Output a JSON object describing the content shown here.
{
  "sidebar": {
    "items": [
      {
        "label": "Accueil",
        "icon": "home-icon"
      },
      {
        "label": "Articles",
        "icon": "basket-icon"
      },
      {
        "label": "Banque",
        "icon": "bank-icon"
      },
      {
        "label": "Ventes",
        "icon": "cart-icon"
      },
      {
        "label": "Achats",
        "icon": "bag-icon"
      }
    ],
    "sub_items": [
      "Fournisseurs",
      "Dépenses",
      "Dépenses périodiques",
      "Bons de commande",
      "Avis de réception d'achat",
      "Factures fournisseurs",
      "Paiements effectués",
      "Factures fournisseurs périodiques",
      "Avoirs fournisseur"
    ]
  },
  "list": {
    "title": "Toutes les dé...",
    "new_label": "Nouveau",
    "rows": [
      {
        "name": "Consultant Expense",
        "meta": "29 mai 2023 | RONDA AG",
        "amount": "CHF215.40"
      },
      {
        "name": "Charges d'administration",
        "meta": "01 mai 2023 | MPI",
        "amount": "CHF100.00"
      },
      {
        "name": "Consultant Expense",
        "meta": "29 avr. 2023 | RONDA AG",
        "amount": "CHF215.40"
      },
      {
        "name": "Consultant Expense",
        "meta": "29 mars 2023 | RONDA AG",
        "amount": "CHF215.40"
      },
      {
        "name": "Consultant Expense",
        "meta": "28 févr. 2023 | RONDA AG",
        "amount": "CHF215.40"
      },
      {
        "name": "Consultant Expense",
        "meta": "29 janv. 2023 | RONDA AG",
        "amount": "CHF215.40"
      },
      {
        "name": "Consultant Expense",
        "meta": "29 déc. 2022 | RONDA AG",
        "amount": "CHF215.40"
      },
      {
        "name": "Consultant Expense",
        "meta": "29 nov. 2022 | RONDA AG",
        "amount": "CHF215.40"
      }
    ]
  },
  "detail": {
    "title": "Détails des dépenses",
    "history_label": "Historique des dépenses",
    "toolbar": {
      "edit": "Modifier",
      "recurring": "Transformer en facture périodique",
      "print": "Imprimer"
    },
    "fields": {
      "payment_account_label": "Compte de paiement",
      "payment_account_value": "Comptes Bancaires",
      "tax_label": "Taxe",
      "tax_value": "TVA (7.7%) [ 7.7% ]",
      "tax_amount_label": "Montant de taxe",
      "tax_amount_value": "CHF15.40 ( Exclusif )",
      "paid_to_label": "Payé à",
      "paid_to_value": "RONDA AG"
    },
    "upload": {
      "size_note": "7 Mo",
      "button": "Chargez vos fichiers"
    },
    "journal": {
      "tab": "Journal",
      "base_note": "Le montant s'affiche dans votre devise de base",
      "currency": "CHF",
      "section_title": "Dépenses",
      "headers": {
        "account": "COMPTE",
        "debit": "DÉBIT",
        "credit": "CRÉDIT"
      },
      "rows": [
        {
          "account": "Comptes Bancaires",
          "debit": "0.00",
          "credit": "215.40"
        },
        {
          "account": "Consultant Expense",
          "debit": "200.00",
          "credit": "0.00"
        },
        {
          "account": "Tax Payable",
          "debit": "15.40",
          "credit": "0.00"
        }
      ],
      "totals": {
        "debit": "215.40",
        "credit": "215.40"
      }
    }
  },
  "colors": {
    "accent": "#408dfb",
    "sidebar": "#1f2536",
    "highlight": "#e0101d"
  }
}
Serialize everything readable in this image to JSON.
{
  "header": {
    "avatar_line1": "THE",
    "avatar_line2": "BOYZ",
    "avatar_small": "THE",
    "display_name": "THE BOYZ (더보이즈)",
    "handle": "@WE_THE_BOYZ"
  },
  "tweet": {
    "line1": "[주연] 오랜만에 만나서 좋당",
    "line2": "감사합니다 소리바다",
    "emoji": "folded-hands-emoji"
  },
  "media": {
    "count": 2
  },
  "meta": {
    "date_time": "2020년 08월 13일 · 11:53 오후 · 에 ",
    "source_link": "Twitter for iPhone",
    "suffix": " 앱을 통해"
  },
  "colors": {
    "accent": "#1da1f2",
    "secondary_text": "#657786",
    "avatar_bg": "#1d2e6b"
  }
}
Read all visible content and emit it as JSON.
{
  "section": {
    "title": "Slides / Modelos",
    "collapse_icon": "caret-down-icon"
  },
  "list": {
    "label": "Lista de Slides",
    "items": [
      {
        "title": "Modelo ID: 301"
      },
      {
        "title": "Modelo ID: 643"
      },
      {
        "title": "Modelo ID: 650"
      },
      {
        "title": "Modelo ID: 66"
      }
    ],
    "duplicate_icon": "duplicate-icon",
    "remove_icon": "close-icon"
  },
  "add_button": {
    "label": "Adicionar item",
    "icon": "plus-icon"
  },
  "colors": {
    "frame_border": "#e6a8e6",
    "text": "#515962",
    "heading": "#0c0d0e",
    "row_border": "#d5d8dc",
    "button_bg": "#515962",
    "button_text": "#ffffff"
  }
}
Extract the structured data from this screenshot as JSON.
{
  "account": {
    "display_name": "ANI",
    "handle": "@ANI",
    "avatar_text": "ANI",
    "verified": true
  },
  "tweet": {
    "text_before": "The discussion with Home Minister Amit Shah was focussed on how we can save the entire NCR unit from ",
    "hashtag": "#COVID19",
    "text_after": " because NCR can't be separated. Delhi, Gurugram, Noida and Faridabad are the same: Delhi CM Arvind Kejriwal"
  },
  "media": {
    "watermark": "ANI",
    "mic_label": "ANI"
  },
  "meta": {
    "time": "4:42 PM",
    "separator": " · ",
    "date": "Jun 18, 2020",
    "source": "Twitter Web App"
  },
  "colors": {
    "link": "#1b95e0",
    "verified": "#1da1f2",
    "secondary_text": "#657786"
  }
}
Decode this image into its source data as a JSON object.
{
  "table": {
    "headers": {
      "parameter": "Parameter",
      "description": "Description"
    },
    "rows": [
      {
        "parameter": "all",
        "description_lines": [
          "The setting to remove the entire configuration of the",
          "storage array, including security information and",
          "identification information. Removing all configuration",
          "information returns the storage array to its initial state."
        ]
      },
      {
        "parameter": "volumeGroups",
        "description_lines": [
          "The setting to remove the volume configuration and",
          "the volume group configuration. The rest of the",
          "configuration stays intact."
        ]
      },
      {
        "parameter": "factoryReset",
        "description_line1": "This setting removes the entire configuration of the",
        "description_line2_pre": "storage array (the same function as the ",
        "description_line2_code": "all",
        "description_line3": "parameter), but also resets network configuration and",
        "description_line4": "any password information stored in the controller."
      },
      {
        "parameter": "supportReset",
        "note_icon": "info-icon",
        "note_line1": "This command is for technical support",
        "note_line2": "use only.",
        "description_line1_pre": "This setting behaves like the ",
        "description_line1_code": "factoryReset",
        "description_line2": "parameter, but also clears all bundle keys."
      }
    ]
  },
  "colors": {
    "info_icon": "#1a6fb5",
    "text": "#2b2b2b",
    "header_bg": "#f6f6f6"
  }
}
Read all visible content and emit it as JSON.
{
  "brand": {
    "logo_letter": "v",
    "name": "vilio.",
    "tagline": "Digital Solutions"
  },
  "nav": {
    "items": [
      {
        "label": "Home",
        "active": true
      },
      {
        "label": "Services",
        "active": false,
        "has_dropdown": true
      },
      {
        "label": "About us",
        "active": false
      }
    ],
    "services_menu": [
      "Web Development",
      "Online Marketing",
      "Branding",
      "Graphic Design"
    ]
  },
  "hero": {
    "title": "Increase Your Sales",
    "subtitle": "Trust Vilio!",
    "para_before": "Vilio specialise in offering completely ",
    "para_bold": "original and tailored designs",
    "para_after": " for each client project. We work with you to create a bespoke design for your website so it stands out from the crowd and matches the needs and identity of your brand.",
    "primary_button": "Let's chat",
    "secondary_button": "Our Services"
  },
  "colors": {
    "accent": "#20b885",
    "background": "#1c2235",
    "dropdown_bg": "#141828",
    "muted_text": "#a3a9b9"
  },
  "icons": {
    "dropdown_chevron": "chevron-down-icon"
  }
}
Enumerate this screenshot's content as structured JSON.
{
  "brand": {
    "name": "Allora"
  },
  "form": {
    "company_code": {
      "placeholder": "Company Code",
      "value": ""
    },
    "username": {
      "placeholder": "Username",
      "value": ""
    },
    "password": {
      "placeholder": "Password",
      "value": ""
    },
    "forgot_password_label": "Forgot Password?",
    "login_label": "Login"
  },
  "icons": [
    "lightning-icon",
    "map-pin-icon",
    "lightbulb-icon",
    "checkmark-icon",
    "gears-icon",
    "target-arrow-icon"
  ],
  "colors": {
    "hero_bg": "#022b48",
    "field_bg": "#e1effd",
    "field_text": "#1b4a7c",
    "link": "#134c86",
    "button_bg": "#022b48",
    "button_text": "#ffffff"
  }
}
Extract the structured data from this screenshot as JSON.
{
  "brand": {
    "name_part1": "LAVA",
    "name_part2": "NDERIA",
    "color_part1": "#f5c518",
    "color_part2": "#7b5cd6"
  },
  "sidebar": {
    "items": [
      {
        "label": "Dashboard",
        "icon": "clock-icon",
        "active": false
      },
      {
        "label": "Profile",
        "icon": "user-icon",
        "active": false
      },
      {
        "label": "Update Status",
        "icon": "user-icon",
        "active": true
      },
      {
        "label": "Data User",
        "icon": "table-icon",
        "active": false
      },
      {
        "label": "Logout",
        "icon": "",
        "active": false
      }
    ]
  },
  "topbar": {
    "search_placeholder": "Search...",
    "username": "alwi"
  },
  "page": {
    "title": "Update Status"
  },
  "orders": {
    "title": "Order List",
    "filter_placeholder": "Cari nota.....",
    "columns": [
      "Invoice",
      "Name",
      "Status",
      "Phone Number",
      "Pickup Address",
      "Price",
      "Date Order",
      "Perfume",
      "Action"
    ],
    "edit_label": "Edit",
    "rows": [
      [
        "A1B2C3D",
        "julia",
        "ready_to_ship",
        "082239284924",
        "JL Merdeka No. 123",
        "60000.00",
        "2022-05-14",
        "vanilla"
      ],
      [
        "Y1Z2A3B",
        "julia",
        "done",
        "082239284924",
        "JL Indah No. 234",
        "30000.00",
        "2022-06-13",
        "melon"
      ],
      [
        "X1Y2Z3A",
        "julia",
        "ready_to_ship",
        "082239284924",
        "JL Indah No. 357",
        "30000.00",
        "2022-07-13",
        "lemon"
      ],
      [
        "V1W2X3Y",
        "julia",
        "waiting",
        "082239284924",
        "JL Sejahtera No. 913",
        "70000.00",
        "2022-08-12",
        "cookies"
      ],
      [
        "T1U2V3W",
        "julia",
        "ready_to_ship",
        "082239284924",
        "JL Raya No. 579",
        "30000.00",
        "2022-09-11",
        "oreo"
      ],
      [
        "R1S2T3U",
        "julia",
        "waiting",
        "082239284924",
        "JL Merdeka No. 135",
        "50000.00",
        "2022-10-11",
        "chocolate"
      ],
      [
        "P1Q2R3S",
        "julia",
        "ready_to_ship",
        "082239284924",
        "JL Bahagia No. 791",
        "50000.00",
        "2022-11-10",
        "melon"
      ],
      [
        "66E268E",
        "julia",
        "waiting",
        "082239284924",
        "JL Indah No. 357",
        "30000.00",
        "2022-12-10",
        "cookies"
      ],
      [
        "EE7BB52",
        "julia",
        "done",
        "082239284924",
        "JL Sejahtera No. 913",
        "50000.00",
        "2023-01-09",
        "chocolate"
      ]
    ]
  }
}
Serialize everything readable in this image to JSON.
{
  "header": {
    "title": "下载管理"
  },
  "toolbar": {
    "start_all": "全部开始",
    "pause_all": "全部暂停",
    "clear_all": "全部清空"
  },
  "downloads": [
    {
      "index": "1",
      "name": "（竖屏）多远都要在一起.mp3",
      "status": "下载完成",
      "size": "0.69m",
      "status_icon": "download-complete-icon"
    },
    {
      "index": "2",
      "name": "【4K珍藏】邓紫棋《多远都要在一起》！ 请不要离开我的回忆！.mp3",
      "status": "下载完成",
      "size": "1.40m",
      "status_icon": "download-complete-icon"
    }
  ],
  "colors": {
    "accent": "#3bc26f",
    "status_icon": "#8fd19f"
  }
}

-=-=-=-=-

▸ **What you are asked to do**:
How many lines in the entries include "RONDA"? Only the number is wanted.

▸ **Result of this exercise**:
8